    Engaging the public is a grassroots effort based on connections to individuals and communities. The opinion of a professor at the local community college probably carries as much weight with a regional audience as a Nobel laureate.

  3. Most traditional chemistry is going to bore the public regardless of the spokesperson. It's not like physics (planets!) or biology (animals!) both of which can be boiled down into simple concepts that can be easily related to every day life. Elements! just doesn't have the same impact. There are some sub-areas within chemistry like MedChem or EnviroChem that might engage the public and if you got some of those people to be spokespersons with the eventual goal of sneakily pulling the public to more traditional chemistry, maybe you might get somewhere. But even then I'm skeptical. Look at PBS. They have "Nature" for the biologists and "Nova" for the physicists (with the occasional chemistry thrown in). But there is no "Molecules". If you can't convince the eggheads on PBS that chemistry deserves its own show, how are you going to convince the public that it matters?

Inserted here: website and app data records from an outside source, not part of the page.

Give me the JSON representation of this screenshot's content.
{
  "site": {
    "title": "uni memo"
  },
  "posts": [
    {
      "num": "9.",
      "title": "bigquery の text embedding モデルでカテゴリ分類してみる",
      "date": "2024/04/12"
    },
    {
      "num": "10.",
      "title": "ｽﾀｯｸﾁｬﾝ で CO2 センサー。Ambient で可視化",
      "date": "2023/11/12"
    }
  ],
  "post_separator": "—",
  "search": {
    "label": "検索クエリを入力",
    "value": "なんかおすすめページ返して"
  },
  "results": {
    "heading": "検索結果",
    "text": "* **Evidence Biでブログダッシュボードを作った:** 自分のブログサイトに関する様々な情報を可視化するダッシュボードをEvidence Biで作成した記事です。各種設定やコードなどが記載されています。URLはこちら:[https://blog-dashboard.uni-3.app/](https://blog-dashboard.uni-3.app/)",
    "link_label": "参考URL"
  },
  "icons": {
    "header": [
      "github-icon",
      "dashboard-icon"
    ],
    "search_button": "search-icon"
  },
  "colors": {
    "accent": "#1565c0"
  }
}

  4. It seems academics are the ones with the best chance, but such a small pool of available talent ends up with an academic position (regardless of whether or not its their choice or a committee's choice). Among this small pool of candidates how many do exciting research and are authentically excited about chemistry? And I don't mean the usual word salad of chemistry is great, STEM jobs are great. I mean really excited about what they have done and are doing. Most come off as bored old men. At my wife's university the organic professors didn't even recognize the 2016 Nobel Laureates. Molecular machines is arguably one of the most sexy areas of chemistry, but even current faculty seem to be unaware. Chemistry seems to be obsessed with the age old divisions of organic, inorganic, physical, analytical and biochemistry. In short, the available pool is small and within the small pool the level of authentic enthusiasm and creativity is low. And as far as industrial chemists go, promoting Green Chemistry is more of a sales thing. My company would not let me go out and do that, even though what I'm working on falls under the banner of Green Chemistry. Now, if I could transfer into academics I could make a strong argument which would not just be fluff but come from actual industrial (including manufacturing) experience, but I can just see the bulk of academics cringing at the thought of someone from industry stepping into their bubble, even though some of the most successful academics has work that crosses over into industry.

  5. In the UK we have Jim Al-Khalili and Mark Miodownik (actually a materials scientist), yet because they're not Brian Cox they're not big enough. I dunno how many Brian Coxes (or NdGT's) happen per generation, but probably not enough for a good statistical chance of a chemistry one soon. I'd suggest we start being happy with what we've got?